Rosa and Eliza
Rosa Mannheim, Adelaide's mother, finds it difficult to manage her newest servant, her husband's purchase, the cook Eliza.
Isolated and lonely, Rosa threw herself into the only Jewish observance she could manage in Cass County. She would keep a kosher kitchen and a kosher table. Their cook was new. Rosa had asked Mordecai to buy a cook from a Jewish family, but he had taken a fancy to this one and paid too much for her at auction in Savannah. “You’ll have to teach her to keep a Jewish house,” he said.
Her name was Eliza, and she was a good ten years younger than Rosa. Her skin was very brown, the African color Rosa found so strange, and her eyes were so dark that the iris melted into the pupil, making her expression hard to read. From her very first words—“Yes, ma’am”—Rosa heard the coastal Georgia speech, so heavily African, that she found hard to understand.
Rosa said, “We’re Israelites.”
“Do you know what that means?”
“Our religion forbids us to eat pork or shellfish. Or to eat meat and milk together in the same meal.”
She raised her eyes in surprise. “Whatever do you eat, ma’am?”
“Chicken. Turkey. Beef. Vegetables. Eggs. But no bacon, no ham, and no lard.”
Surprised again, she asked, “No lard or bacon grease?”
“How will I cook without grease, ma’am?”
“You’ll use cottonseed oil. We brought it from Savannah.”
“Cottonseed oil,” she said, perplexed.
Flushed and embarrassed, Rosa felt herself start to lose her temper. “You’ll do as I tell you. It’s our religion. You can’t be a good Israelite unless you follow the dietary laws.”
Puzzled, polite, she asked, “Begging your pardon, ma’am, but what happens to you if you break them laws? Do you go to hell?”
“Jews don’t believe in hell,” Rosa said impatiently. “God commanded us to do it. It’s in the Bible.”
Eliza nodded. She understood the notion of command. “Yes, ma’am,” she said.
Eliza was a skilled cook. She could make a flaky pie crust, if she had lard, and a tender chicken, if she could dip it in buttermilk and cook it in butter. But the dietary laws, and the German dishes that Rosa wanted, made her unsure and inept in the kitchen. After each failure, she said mournfully, “Ma’am, it’s that cottonseed oil. Nothing sets up right or tastes right.” A lighter-hearted mistress might have laughed and encouraged, but Rosa was more than impatient. She was full of dislike and equally full of fear. She scolded, and when she lost her temper, she slapped.
On the day Rosa found the cup of bacon grease hidden in the cupboard, she exploded. “Why is there bacon grease in this kitchen?” she cried out, glaring at her servant.
“Ma’am, it ain’t for your meals. It’s for ours, the servants who eat in the house. I keep the dishes and pots separate, like you told me.”

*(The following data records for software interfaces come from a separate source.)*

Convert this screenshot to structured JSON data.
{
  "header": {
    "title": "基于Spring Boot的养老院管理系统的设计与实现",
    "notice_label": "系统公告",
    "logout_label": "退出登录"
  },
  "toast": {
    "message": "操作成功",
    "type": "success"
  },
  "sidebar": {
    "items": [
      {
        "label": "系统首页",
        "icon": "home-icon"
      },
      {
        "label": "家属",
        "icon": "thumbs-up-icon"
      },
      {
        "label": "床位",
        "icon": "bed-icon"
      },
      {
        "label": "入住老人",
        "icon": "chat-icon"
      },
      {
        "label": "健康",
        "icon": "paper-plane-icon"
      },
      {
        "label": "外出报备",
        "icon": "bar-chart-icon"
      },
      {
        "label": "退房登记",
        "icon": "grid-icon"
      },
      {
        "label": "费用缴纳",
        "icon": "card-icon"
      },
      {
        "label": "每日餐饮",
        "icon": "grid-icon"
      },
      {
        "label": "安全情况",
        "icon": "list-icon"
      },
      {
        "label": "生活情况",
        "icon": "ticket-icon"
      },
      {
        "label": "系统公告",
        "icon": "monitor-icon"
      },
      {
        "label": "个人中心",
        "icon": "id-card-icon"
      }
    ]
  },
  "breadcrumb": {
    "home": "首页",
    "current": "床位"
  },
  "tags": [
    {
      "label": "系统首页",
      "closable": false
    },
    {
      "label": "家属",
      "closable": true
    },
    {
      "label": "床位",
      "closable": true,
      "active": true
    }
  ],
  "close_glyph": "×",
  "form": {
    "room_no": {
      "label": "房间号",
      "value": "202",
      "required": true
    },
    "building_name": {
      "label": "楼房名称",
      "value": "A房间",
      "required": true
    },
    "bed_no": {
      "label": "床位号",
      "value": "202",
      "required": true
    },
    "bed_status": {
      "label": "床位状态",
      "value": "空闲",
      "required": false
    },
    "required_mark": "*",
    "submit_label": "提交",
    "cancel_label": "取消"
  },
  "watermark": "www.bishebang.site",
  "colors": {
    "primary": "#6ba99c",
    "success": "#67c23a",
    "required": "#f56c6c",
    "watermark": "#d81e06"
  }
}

What was the gleam in those dark eyes? How could she sound so servile and seem so insolent? Rosa cried out, “How many times have I told you?” She grabbed Eliza by the shoulders. “Over and over! Get rid of it and never bring it in this kitchen again! Otherwise I’ll have you whipped!”
Eliza dropped her head. In her African-accented speech, she whispered, “Yes, ma’am.”
Sobbing, Rosa ran to tell her husband about Eliza’s infraction. Mordecai grabbed her by the hands, without any affection, and said, “She’s a good servant and I’m not going to whup her or sell her over a cup of bacon grease. She’ll learn how to cook for us, and you’ll manage.”
Rosa pressed her hands to her throbbing temples and sobbed even harder. “How can I keep a Jewish house in such a place?”
After being threatened with punishment, Eliza no longer smiled in her mistress’ company, and she never asked another question. But the dishes began to turn out, and under further prodding and scolding, she could cook a meal for a Jewish table. When Rosa was satisfied, she ordered her servant to cook a Sabbath dinner. When she came into the kitchen, Rosa was startled to see a pair of dark-skinned hands braiding the Sabbath loaf, just as her mother had always done.
Rosa prayed once a week, when she lit the Sabbath candles. That night, she added a private prayer to the God she rarely addressed. She asked Him to protect the child quickening in her womb and to bring it to term, healthy and alive. As she prayed, she blinked back the tears. Before this pregnancy there had been two miscarriages and a stillbirth.
As she and Mordecai sat at the table, Rosa watched Eliza bring in the dishes, all of them kosher, all of them redolent of home in Germany, with increasing satisfaction. The Sabbath loaf. The carp in wine sauce. The stuffed breast of veal. The sponge cake. At the end of the meal Rosa smiled at Mordecai, feeling an unusual happiness. They lived in the wilderness of northern Georgia. But her child, once it was born, would grow up in a Jewish home.
Six months later, to her husband’s regret, Rosa bore a daughter. Three months after that, her servant Eliza bore a daughter, too.